PROBLEM DETAILS:
Provide the number of lines in the entries below containing "true", with no further words.
DATA RECORDS START
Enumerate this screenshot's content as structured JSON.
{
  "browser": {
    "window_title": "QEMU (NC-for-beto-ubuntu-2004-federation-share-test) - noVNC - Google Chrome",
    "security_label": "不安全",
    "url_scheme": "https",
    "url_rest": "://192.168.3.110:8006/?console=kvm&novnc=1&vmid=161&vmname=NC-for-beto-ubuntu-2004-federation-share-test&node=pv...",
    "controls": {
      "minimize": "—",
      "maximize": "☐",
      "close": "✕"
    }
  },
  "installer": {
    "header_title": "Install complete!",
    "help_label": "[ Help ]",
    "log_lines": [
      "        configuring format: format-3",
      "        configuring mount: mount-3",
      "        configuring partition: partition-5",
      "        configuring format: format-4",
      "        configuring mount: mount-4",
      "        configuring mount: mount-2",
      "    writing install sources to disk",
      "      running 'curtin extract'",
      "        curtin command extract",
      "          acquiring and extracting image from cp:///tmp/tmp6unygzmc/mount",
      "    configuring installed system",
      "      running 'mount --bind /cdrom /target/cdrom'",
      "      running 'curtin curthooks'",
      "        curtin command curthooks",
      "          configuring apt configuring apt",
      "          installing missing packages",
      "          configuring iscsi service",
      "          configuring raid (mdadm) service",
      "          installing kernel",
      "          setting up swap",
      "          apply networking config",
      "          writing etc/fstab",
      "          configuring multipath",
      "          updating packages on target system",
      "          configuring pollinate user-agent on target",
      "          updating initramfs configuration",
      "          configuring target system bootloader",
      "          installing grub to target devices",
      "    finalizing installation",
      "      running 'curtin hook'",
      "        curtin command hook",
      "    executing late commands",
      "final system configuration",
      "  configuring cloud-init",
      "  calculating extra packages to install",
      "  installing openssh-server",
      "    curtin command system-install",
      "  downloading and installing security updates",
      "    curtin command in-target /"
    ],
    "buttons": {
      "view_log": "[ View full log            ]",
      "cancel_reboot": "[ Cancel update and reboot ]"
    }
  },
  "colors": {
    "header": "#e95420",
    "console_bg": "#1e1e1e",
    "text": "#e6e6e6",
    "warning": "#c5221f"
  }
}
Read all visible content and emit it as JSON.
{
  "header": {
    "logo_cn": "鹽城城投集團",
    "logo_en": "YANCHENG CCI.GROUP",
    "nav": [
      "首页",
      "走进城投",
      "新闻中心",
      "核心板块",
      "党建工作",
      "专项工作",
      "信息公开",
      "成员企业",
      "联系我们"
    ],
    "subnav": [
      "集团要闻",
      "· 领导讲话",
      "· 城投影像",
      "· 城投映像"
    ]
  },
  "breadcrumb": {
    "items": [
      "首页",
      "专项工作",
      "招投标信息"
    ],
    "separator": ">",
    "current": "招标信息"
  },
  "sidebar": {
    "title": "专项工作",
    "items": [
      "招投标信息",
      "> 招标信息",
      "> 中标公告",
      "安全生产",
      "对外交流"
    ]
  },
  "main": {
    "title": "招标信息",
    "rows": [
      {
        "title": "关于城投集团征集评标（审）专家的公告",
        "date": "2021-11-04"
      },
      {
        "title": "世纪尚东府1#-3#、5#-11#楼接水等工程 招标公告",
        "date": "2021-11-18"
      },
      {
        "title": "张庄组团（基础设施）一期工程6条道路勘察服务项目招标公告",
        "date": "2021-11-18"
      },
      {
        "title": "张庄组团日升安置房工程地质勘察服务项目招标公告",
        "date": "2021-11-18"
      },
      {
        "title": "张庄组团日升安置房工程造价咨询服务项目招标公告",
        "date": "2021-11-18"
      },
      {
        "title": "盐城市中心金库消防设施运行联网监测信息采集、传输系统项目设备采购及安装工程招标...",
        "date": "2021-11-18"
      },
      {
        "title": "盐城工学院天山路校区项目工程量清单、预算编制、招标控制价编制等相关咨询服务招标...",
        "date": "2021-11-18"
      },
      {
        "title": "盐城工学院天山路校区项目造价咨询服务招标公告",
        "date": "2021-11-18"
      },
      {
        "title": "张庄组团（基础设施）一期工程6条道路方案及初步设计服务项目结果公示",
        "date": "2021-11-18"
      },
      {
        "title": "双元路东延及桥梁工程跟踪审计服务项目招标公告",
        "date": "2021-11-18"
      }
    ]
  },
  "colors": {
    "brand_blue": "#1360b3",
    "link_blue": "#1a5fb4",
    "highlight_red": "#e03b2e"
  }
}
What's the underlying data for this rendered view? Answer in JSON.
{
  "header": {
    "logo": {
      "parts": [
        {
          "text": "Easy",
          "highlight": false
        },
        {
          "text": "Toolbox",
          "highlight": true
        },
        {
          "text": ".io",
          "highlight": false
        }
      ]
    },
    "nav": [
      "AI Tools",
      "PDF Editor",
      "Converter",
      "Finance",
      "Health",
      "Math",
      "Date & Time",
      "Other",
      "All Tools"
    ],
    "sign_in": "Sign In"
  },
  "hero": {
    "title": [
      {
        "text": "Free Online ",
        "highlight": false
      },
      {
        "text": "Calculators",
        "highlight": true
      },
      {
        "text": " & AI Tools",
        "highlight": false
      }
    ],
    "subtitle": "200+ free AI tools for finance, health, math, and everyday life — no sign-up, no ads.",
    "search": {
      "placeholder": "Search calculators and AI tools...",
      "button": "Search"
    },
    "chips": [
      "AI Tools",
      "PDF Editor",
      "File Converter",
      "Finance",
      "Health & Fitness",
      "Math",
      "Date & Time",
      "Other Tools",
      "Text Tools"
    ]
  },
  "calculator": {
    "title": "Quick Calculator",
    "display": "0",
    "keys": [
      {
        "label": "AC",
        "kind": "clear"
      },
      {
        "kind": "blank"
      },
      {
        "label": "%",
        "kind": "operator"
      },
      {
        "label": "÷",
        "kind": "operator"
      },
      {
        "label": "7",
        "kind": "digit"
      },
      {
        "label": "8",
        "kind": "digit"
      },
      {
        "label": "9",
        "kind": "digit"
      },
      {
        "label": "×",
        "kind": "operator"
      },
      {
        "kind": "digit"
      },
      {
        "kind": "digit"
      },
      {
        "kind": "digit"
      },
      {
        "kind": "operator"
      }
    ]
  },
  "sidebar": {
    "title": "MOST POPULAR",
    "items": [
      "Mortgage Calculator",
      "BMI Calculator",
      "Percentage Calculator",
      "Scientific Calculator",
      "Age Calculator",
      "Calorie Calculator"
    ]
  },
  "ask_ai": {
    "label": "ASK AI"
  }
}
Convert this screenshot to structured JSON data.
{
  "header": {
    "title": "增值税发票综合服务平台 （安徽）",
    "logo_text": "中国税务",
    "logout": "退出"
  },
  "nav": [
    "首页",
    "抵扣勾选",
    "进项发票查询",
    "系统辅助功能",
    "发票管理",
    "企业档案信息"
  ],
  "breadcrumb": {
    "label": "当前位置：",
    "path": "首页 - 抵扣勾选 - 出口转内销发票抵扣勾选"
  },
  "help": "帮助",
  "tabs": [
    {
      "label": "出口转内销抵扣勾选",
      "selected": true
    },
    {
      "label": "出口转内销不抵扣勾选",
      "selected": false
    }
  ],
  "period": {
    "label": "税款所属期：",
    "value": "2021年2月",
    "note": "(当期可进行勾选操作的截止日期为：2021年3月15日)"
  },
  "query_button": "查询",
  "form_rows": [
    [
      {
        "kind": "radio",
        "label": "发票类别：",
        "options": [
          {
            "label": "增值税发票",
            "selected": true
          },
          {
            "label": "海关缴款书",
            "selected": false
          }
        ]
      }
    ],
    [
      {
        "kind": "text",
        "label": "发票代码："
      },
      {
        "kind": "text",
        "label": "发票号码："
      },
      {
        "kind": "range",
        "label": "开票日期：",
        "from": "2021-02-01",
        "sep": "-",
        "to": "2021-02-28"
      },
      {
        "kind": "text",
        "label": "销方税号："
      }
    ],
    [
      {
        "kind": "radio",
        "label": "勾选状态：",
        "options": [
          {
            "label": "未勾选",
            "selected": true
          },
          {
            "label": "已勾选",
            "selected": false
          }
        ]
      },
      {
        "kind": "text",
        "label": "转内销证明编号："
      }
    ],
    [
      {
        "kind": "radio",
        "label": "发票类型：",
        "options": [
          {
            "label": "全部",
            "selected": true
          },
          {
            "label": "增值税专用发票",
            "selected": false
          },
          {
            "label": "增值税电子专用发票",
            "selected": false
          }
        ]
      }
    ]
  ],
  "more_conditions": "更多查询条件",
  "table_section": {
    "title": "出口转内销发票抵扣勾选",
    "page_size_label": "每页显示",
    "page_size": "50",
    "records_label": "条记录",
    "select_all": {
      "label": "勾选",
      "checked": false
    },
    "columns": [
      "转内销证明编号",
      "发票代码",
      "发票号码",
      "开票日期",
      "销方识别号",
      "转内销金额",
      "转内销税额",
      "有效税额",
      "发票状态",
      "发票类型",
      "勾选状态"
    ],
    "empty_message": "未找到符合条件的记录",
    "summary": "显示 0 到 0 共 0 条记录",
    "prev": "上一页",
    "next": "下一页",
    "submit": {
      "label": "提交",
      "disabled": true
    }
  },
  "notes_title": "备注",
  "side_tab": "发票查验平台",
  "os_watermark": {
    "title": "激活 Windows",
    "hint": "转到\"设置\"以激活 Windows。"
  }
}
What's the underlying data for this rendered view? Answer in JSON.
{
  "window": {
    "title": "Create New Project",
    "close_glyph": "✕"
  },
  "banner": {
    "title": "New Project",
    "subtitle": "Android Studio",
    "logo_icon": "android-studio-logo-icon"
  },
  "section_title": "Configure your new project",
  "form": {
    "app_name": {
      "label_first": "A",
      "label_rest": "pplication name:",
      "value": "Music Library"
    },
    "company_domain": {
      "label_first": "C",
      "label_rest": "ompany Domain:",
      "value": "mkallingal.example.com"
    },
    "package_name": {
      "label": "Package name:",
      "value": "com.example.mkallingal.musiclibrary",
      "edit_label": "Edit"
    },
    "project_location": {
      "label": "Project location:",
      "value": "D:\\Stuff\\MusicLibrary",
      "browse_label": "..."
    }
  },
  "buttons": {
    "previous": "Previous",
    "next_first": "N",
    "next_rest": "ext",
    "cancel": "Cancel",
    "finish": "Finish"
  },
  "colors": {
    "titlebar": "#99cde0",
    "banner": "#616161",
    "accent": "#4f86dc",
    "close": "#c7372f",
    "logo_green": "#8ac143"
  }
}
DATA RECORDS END
EXERCISE OUTPUT:
7